The predominance of upper-limb elbow models have been based on earlier lower-limb motion analysis models. We developed and validated a functionally based 2 degree-of-freedom upper-limb model to measure rotations of the forearm using a marker-based approach. Data were collected from humans and a mechanical arm with known axes and ranges of angular motion in 3 planes. This upper-limb model was compared with an anatomically based model following the proposed ISB standardization. Location of the axes of rotation relative to each other was determined in vivo. Data indicated that the functional model was not influenced by cross-talk from adduction-abduction, accurately measuring flexion-extension and pronation-supination. The functional flexion-extension axis in vivo is angled at 6.6° to the anatomical line defined from the humeral medial to lateral epicondyles. The pronation-supination axis intersected the anatomically defined flexion-extension axis at 88.1°. Influence of cross-talk on flexion-extension kinematics in the anatomical model was indicated by strong correlation between flexion-extension and adduction-abduction angles for tasks performed by the subjects. The proposed functional model eliminated cross-talk by sharing a common flexion axis between the humerus and forearm. In doing so, errors due to misalignment of axes are minimized providing greater accuracy in kinematic data.
Aaron Chin (Corresponding Author), David Lloyd, Jacqueline Alderson, and Bruce Elliott are with the School of Sport Science, Exercise and Health, University of Western Australia, Perth, Australia.
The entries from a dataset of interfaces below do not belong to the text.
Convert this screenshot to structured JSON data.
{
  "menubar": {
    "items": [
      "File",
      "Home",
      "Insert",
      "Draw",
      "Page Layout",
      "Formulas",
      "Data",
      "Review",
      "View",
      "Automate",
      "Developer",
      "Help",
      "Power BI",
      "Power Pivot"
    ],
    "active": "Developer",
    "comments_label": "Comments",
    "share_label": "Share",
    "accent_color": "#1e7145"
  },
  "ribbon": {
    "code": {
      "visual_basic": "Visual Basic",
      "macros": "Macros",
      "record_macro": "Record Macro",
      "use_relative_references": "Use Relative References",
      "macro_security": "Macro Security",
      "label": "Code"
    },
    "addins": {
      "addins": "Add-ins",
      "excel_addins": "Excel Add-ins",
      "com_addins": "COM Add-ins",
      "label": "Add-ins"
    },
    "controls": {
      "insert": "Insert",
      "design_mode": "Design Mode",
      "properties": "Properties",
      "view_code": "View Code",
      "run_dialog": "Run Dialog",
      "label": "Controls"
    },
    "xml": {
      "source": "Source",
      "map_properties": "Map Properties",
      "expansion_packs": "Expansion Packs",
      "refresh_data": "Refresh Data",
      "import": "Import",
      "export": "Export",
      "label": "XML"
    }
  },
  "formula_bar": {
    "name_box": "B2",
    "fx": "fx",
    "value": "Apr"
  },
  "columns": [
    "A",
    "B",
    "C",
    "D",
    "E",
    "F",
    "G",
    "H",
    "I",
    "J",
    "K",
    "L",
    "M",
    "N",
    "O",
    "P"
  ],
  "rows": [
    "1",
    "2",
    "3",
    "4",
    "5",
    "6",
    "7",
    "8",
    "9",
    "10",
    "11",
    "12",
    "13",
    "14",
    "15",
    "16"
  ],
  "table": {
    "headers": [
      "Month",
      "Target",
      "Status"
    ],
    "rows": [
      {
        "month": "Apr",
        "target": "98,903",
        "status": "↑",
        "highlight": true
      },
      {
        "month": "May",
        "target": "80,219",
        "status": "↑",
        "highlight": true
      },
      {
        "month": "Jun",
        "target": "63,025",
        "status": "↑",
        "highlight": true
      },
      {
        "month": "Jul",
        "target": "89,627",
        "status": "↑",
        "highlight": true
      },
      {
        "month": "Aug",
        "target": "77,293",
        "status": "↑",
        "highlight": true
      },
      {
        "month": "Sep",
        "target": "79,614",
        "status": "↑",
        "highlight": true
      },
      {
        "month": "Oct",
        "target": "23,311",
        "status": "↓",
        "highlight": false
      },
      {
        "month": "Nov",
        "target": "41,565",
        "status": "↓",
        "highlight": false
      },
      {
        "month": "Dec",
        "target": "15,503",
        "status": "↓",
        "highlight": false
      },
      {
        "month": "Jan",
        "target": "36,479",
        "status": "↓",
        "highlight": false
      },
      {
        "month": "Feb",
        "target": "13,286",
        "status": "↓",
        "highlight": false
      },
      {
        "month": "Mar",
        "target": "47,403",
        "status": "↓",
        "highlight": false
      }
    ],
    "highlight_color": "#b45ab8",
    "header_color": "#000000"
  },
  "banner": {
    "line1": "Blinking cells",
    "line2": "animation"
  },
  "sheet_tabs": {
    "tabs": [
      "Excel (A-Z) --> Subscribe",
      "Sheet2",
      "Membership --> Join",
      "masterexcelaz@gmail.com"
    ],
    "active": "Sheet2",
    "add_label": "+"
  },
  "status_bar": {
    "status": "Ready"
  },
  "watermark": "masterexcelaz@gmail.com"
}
Peter Mills is with the School of Physiotherapy and Exercise Science, Griffith University, Queensland, Australia.